Component data from apps and pages
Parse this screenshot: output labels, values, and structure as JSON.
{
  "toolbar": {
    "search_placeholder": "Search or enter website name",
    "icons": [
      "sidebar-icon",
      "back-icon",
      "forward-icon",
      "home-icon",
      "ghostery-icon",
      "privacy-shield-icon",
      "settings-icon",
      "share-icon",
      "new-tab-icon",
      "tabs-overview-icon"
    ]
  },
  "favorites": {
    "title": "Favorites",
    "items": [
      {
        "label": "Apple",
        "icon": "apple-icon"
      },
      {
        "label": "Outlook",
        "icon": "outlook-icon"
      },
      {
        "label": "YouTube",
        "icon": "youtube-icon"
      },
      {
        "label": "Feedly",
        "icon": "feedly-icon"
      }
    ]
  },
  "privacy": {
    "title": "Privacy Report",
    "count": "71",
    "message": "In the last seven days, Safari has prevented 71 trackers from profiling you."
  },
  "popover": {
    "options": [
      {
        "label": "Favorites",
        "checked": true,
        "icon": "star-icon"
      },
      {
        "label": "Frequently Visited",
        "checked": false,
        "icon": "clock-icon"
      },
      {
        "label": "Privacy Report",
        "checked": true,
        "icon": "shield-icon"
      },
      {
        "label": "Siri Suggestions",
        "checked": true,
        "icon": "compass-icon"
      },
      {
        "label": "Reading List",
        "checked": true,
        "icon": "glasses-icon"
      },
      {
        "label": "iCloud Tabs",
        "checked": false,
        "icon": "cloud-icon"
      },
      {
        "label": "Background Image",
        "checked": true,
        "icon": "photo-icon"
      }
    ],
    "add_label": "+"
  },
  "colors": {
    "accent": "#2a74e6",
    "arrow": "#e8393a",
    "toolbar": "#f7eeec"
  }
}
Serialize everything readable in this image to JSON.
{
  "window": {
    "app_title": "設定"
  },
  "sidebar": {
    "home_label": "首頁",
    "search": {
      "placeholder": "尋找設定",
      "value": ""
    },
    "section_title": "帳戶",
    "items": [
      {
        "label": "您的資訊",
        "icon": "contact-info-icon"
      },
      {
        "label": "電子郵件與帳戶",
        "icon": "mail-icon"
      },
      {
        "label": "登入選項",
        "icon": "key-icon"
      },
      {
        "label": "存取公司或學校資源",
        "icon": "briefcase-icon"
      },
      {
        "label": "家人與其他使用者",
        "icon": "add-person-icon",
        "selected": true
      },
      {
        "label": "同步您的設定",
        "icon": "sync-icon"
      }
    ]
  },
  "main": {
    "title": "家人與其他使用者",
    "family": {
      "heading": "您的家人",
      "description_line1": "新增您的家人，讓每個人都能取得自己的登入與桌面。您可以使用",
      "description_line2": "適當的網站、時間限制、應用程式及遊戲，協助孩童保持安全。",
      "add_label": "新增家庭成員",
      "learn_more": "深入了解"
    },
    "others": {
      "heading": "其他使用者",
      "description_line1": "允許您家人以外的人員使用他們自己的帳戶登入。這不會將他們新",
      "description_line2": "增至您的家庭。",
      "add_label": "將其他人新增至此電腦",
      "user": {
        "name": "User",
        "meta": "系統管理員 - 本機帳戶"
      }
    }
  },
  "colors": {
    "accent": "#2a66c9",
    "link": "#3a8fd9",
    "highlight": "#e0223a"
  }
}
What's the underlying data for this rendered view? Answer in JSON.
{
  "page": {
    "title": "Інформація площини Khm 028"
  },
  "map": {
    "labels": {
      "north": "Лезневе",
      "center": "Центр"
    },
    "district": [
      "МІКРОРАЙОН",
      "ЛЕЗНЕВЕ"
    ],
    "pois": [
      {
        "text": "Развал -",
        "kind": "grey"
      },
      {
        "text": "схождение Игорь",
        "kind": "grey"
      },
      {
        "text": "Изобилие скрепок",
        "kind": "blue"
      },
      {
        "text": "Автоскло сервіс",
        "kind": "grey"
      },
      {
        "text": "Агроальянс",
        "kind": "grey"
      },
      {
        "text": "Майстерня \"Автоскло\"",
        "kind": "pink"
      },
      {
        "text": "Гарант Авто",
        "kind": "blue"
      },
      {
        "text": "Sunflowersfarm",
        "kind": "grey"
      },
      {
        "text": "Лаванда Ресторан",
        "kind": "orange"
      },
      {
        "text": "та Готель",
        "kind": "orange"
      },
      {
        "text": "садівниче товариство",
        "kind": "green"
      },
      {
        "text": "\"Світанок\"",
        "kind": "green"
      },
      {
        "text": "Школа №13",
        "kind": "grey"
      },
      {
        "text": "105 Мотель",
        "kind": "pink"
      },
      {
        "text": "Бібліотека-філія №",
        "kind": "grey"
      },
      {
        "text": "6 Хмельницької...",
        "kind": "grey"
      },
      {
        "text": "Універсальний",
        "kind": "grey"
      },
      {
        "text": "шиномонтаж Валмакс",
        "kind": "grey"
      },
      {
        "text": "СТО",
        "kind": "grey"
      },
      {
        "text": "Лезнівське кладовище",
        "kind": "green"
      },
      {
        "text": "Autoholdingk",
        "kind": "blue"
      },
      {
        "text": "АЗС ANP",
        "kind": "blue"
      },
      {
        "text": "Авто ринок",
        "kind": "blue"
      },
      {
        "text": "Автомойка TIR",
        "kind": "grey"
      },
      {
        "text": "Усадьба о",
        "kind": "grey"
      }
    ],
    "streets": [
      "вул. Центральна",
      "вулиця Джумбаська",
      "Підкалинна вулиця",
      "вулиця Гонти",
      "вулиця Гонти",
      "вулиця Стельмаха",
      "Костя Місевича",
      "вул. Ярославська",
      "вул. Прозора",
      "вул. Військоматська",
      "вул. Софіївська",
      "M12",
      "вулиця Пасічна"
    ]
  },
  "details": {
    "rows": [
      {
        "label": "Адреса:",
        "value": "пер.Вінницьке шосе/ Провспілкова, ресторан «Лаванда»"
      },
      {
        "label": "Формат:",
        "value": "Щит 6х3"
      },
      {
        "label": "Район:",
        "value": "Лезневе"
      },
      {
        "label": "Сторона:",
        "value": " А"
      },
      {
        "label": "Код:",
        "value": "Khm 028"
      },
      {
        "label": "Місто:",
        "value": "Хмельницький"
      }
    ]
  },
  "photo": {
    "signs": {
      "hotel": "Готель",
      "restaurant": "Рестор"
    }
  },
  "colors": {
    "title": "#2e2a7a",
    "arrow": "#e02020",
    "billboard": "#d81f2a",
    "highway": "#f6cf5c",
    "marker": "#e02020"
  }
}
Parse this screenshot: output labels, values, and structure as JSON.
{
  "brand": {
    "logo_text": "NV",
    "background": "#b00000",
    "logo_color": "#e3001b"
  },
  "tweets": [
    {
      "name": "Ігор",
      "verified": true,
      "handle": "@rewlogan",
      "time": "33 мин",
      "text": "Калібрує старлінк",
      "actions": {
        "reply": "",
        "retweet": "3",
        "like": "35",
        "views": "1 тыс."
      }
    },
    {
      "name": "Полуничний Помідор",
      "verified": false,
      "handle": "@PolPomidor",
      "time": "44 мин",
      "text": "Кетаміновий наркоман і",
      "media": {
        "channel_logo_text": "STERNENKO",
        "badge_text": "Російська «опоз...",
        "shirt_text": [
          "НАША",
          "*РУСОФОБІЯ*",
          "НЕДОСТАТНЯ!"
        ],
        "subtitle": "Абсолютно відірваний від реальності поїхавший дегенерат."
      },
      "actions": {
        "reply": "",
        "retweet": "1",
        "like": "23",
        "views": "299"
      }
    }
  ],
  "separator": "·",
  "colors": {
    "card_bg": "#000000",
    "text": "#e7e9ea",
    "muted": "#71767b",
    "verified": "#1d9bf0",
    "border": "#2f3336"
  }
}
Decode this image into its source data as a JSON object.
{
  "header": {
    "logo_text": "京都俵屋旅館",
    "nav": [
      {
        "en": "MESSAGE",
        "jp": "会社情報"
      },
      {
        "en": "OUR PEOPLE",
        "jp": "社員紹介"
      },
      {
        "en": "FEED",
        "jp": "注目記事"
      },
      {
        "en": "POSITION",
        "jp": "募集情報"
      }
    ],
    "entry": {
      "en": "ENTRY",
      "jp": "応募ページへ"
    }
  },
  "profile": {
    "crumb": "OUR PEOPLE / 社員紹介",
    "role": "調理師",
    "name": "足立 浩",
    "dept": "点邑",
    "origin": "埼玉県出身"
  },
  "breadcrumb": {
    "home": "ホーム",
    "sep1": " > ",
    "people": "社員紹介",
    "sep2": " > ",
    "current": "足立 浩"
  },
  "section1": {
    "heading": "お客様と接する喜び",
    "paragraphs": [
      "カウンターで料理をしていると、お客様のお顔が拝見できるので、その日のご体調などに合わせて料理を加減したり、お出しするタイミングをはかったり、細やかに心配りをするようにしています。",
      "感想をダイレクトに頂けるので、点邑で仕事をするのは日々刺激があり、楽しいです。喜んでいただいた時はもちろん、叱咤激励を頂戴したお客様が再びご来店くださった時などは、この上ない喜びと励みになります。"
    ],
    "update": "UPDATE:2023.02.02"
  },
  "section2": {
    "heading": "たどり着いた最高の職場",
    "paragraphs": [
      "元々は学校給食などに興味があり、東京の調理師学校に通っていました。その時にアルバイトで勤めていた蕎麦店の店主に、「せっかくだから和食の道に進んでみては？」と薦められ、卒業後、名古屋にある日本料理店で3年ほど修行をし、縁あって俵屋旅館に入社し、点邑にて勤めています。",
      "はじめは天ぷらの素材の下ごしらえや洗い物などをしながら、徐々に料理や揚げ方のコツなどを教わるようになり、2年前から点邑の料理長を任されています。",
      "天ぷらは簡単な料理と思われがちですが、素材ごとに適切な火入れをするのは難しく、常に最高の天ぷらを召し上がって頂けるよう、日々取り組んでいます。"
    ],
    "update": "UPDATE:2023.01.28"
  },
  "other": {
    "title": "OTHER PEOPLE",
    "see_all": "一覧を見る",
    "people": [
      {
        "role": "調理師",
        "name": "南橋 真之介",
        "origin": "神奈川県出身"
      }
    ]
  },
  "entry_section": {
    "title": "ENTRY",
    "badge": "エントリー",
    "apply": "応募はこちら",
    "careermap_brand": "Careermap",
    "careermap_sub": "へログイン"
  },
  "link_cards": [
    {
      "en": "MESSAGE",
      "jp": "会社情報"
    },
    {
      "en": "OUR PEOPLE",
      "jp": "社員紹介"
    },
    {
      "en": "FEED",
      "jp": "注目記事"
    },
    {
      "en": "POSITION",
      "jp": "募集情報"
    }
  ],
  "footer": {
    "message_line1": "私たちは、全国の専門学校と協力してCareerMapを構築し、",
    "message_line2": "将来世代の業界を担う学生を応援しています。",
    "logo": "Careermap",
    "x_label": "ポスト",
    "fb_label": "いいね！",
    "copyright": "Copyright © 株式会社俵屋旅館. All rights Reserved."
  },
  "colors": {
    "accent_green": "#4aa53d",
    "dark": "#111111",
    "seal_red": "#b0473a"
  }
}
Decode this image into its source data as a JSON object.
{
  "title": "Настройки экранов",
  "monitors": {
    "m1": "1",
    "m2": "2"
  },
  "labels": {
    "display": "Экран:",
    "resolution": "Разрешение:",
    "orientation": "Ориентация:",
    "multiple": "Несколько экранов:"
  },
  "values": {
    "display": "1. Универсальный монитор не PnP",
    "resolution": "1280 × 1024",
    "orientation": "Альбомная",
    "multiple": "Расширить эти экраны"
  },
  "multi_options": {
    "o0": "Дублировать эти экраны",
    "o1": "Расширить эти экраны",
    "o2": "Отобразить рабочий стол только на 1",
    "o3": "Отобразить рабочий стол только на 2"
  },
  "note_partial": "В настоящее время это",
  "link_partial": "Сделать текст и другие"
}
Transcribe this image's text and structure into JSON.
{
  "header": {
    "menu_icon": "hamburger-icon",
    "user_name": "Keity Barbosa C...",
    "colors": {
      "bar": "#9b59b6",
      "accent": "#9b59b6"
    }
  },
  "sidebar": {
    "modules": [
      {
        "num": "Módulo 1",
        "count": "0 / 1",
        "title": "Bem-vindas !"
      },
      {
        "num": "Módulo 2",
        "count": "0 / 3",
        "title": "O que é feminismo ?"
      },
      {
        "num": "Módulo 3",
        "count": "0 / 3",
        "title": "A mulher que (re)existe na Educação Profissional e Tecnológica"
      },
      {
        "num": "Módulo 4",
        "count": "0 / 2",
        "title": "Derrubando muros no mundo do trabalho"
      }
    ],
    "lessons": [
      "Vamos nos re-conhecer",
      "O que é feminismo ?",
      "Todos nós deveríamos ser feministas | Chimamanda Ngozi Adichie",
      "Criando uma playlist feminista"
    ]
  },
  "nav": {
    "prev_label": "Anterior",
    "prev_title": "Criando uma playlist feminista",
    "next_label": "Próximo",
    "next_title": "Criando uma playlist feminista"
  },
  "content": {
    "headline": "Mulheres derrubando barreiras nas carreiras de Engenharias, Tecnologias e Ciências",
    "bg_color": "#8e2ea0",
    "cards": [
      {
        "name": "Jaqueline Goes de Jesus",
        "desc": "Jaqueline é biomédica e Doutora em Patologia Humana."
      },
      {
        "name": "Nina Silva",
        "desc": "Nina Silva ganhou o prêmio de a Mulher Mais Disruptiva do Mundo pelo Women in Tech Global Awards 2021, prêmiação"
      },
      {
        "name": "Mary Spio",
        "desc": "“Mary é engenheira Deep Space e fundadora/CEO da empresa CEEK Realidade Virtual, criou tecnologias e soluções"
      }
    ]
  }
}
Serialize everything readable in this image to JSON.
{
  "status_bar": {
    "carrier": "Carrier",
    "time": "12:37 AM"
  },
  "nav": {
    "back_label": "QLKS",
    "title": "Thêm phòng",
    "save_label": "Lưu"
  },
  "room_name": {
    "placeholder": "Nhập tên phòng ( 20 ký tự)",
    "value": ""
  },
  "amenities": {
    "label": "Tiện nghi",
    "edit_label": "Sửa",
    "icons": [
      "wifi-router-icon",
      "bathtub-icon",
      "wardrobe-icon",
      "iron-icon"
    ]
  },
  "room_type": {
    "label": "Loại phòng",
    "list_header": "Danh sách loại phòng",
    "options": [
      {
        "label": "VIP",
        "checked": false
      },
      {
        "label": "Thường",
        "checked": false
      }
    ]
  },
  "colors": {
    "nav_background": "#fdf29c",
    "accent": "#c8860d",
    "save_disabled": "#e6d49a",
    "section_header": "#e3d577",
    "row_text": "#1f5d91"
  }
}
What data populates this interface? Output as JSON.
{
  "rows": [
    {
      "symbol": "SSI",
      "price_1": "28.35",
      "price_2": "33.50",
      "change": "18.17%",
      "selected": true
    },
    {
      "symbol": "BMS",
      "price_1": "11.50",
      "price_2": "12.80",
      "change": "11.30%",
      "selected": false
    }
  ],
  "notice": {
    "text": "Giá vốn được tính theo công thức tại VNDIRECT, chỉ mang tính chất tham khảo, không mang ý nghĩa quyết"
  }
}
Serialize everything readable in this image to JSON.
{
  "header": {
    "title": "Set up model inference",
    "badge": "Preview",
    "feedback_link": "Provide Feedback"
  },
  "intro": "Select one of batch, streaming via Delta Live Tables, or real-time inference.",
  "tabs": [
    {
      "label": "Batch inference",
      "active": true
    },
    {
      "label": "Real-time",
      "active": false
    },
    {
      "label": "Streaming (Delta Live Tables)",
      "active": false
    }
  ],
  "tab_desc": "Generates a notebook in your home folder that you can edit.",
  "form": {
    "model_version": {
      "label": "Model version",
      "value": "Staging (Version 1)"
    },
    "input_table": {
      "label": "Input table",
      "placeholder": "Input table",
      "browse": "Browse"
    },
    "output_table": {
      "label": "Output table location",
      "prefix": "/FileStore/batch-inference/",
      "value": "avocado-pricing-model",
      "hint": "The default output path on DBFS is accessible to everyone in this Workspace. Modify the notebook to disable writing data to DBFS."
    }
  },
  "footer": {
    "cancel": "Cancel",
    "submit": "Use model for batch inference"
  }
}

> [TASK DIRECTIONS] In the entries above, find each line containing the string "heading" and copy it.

> [TASK OUTPUT]
      "heading": "您的家人",
      "heading": "其他使用者",
    "heading": "お客様と接する喜び",
    "heading": "たどり着いた最高の職場",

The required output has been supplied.